About this exercise:
The response has to be every entry, printed word for word.

Data provided:
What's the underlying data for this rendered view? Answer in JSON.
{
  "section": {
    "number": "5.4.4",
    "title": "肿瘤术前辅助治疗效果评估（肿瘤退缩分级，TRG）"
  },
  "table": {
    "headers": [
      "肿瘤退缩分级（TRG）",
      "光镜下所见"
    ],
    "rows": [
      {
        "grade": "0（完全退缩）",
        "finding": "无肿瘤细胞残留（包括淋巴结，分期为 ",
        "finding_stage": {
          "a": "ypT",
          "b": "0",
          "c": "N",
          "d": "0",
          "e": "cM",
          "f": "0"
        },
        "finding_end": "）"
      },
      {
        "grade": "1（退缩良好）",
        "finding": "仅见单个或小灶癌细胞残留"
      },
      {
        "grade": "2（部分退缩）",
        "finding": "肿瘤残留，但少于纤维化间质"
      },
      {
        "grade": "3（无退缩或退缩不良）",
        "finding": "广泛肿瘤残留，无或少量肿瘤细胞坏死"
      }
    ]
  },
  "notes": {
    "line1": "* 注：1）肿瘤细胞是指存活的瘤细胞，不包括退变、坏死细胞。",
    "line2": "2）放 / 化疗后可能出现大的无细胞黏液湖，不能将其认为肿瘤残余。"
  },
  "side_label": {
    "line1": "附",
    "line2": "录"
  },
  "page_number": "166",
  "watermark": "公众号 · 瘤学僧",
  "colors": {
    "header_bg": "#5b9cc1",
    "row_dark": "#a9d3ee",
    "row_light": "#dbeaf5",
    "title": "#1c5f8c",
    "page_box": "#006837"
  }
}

Solved problem:
What's the underlying data for this rendered view? Answer in JSON.
{
  "section": {
    "number": "5.4.4",
    "title": "肿瘤术前辅助治疗效果评估（肿瘤退缩分级，TRG）"
  },
  "table": {
    "headers": [
      "肿瘤退缩分级（TRG）",
      "光镜下所见"
    ],
    "rows": [
      {
        "grade": "0（完全退缩）",
        "finding": "无肿瘤细胞残留（包括淋巴结，分期为 ",
        "finding_stage": {
          "a": "ypT",
          "b": "0",
          "c": "N",
          "d": "0",
          "e": "cM",
          "f": "0"
        },
        "finding_end": "）"
      },
      {
        "grade": "1（退缩良好）",
        "finding": "仅见单个或小灶癌细胞残留"
      },
      {
        "grade": "2（部分退缩）",
        "finding": "肿瘤残留，但少于纤维化间质"
      },
      {
        "grade": "3（无退缩或退缩不良）",
        "finding": "广泛肿瘤残留，无或少量肿瘤细胞坏死"
      }
    ]
  },
  "notes": {
    "line1": "* 注：1）肿瘤细胞是指存活的瘤细胞，不包括退变、坏死细胞。",
    "line2": "2）放 / 化疗后可能出现大的无细胞黏液湖，不能将其认为肿瘤残余。"
  },
  "side_label": {
    "line1": "附",
    "line2": "录"
  },
  "page_number": "166",
  "watermark": "公众号 · 瘤学僧",
  "colors": {
    "header_bg": "#5b9cc1",
    "row_dark": "#a9d3ee",
    "row_light": "#dbeaf5",
    "title": "#1c5f8c",
    "page_box": "#006837"
  }
}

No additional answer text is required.